From the Marshall Memo #437
(Originally titled “The Don’ts and Don’ts of Teaching”)
In this Educational Leadership article, New York City high-school teacher Gary Rubinstein lists the mistakes he wishes he’d been warned not to make in his rookie year:
• Don’t try to teach too much in a day. Teachers are exhorted to have high expectations, and there’s always the fear of running out of activities. “But the risks of over-packing a class period are too high,” says Rubinstein. “Better to split a lesson originally planned for one day into a two-day affair.”
• Don’t teach a lesson without a student activity. “When a lesson has no activity, students get restless and tune out,” he says. When planning, think up the activity first, and get to it as soon as possible in the lesson.
• Don’t send kids to the office. “When you send kids out, it soon becomes the only thing they’ll respond to,” says Rubinstein. Work to improve instruction and discipline in the classroom.
• Don’t allow students to shout out answers. What may feel like a lively discussion is really a few kids speaking up and the others tuning out because they’re not aggressive enough to get their ideas heard.
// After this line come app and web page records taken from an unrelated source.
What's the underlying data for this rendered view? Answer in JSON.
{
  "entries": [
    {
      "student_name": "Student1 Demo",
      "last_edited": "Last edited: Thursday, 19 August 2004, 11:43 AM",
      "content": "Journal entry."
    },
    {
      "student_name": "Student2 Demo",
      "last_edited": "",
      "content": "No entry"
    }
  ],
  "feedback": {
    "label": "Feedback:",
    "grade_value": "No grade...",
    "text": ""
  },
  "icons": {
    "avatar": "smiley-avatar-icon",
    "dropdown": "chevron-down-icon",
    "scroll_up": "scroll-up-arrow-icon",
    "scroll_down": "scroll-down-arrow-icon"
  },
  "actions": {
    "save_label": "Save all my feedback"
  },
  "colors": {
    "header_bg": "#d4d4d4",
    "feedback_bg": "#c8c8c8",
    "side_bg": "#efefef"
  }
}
Expert teachers pose thought-provoking questions and call on students who raise their hands – or cold-call.
• Don’t make tests too hard. This leads students to perform poorly and conclude that you haven’t taught the material well, neither of which is helpful.
• Don’t be indecisive. This conveys uncertainty and weakness to students. Rubinstein advises giving clear, firm answers to students’ questions within three seconds. If you get it wrong, reverse it the next day: “I thought that, now I think this. Let’s move on.”
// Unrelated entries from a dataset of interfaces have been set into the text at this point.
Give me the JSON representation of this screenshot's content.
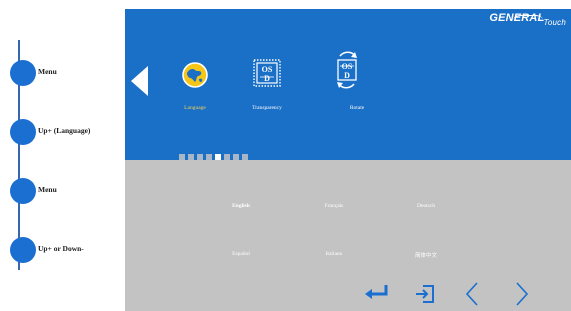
{
  "brand": {
    "name": "GENERAL",
    "sub": "Touch"
  },
  "steps": [
    {
      "label": "Menu"
    },
    {
      "label": "Up+ (Language)"
    },
    {
      "label": "Menu"
    },
    {
      "label": "Up+ or Down-"
    }
  ],
  "menu": {
    "items": [
      {
        "label": "Language",
        "icon": "globe-icon",
        "selected": true
      },
      {
        "label": "Transparency",
        "icon": "osd-transparency-icon"
      },
      {
        "label": "Rotate",
        "icon": "osd-rotate-icon"
      }
    ],
    "page_count": 8,
    "active_page": 5
  },
  "languages": [
    {
      "label": "English",
      "selected": true
    },
    {
      "label": "Français"
    },
    {
      "label": "Deutsch"
    },
    {
      "label": "Español"
    },
    {
      "label": "Italiano"
    },
    {
      "label": "简体中文"
    }
  ],
  "nav": {
    "enter": "enter-icon",
    "exit": "exit-icon",
    "left": "chevron-left-icon",
    "right": "chevron-right-icon"
  },
  "colors": {
    "osd_blue": "#1a6fc6",
    "step_dot": "#1a6fd1",
    "gray": "#c3c3c3",
    "selected_label": "#f2d05a",
    "nav_icon": "#1a6fd1"
  }
}
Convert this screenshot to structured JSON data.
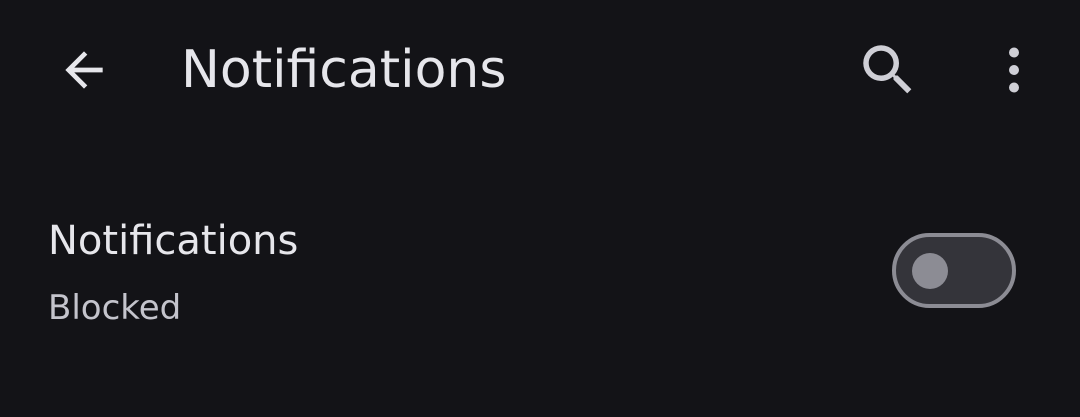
{
  "header": {
    "title": "Notifications"
  },
  "setting": {
    "title": "Notifications",
    "summary": "Blocked",
    "enabled": false
  },
  "icons": {
    "back": "arrow-left-icon",
    "search": "search-icon",
    "more": "more-vert-icon"
  },
  "colors": {
    "background": "#131317",
    "text_primary": "#e6e6eb",
    "text_secondary": "#c4c4cc",
    "switch_off_track": "#34343a",
    "switch_off_outline": "#8c8c94"
  }
}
• Don’t tell a student you’re calling home. “Calling home is one of the best things you can do to respond to student misbehavior, but it must always be a surprise,” says Rubinstein. Advance warning can lead students to escalate to show they don’t care, gives them a chance to get to the parent first, and can make you look weak if for some reason you are unable to reach the parent.
• Don’t try to be a buddy. “I suggest you mark on the calendar a random day, some day in February, to be the first time you carefully cross the buddy line for a short visit before turning back,” says Rubinstein.
• Don’t dress too casually. “If you look like a teacher, they will treat you like a teacher,” he says.
• Don’t babble. It’s a sign of nervousness. “The more words you say, the less value each word has,” says Rubinstein. “Choose your words carefully.”